The guessed solution above is better than what phpBB uses, since it does not require storing the activation codes in the database. This is risky since if the database is compromised in some other way to reveal the stored activation codes, the attacker can generate arbitrary accounts. By using a one-way function instead, we only need to keep the server secret secret (which does not need to be stored in the database).

Perfect Cipher

Section 2.1 of the FEEB paper mentions that the ISR implementation proposed by Kc et. al described two possible encryption routines. One is the XOR-pad that the paper focuses on; the other is a 32-bit transposition cipher. This is identical to the 8-bit transposition cipher you have seen in PS1 and PS3, except it operats on 32-bit blocks instead.

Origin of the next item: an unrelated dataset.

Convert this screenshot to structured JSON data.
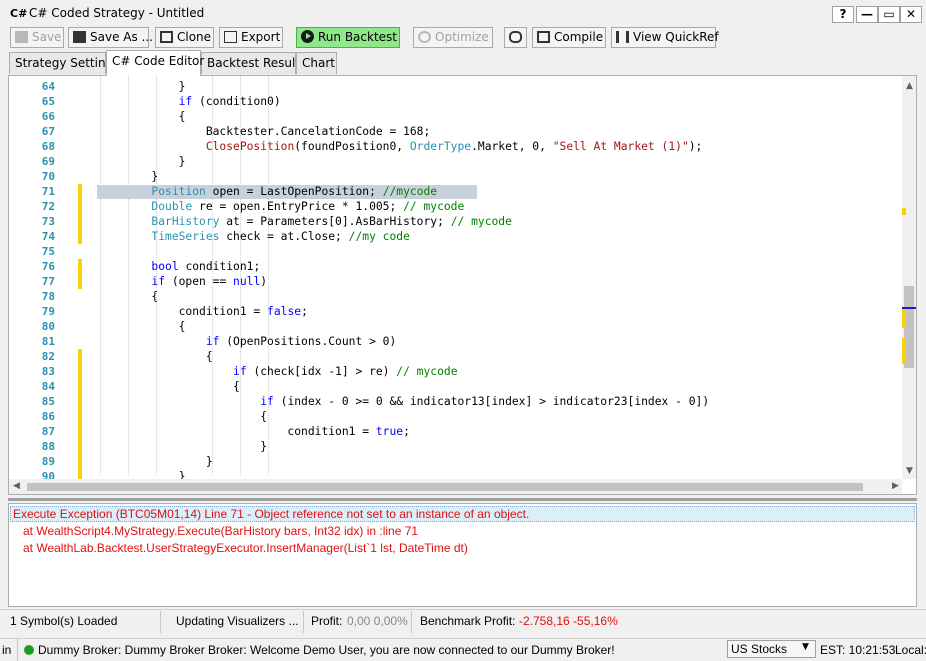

5. (10) Dana E. Quarles claims that the 32-bit transposition cipher is perfect, so there is no way to break this version of ISR. Her proof argument is:

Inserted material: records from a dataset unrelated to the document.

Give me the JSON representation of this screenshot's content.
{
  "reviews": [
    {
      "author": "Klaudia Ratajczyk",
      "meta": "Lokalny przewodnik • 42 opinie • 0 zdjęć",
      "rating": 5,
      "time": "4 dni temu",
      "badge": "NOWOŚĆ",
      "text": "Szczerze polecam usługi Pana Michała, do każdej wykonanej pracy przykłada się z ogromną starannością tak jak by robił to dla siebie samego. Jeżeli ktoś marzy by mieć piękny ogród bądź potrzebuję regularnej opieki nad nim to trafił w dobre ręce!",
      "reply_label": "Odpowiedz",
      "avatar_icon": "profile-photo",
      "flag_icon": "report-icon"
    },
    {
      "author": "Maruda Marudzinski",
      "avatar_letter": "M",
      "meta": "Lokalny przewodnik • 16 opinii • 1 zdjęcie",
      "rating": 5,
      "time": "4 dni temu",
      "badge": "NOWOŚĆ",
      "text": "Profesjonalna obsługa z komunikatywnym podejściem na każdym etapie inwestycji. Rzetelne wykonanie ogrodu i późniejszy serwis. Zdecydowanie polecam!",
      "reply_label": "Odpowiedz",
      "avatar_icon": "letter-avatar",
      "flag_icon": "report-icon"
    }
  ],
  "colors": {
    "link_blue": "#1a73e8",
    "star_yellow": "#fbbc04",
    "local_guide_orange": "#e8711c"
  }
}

Explain what is wrong with DEQ's argument.
Having number of messages <= number of keys is a necessary but not sufficient condition for a perfect cipher. It is obvious that the transposition ciper is not perfect since given ciphertext 00000000000000000000000000000000 we know the plaintext does not contain any 1s.
6. (20) Suppose an attacker intercepts the following two blocks encrypted with the 32-bit transposition cipher:
     0 0 0 0 1 0 0 0 0 0 1 0 0 0 0 0 0 0 0 0 0 0 0 1 0 0 0 0 0 0 0 0
     0 0 0 0 1 0 0 0 0 0 1 0 0 0 0 1 0 0 0 0 0 0 0 0 0 0 0 0 0 1 0 0 

Pos: 1   3   5   7   9  11  13  15  17  19  21  23  25  27  29  31
       2   4   6   8  10  12  14  16  18  20  22  24  26  28  30  32
Explain everything the attacker can learn about the corresponding two plaintext blocks.
The attacker can learn a great deal: Without intercepting the two blocks, there are 264 possible values for the first 2 blocks. After intercepting these blocks, the attacker can narrow down the number of possible values to
   32 C 3        number of ways to place the 3 one bits in the first block
*  3 C 1         number of ways to choose which of the one bits is flipped
*  29 C 2        number of ways to place the 2 new one bits in the second block
= 6041280
Thus, after intercepting these 2 blocks, 99.99999999996725% of all possible plaintexts can be eliminated!
7. (Bonus Challenge: don't spend time on this until you have answered the other questions) Suggest a strategy for attacking an ISR-protected server where the 32-bit transposition encryption technique is used instead of XOR masking.
This is a tough one. No one suggested anything that I think it really feasible. But, it definitely requires more thought than you had time for during the exam. So, it is now Challenge Problem #4. A good answer is worth 100 bonus points.

CS 655 University of Virginia
Department of Computer Science
CS 588: Cryptology - Principles and Applications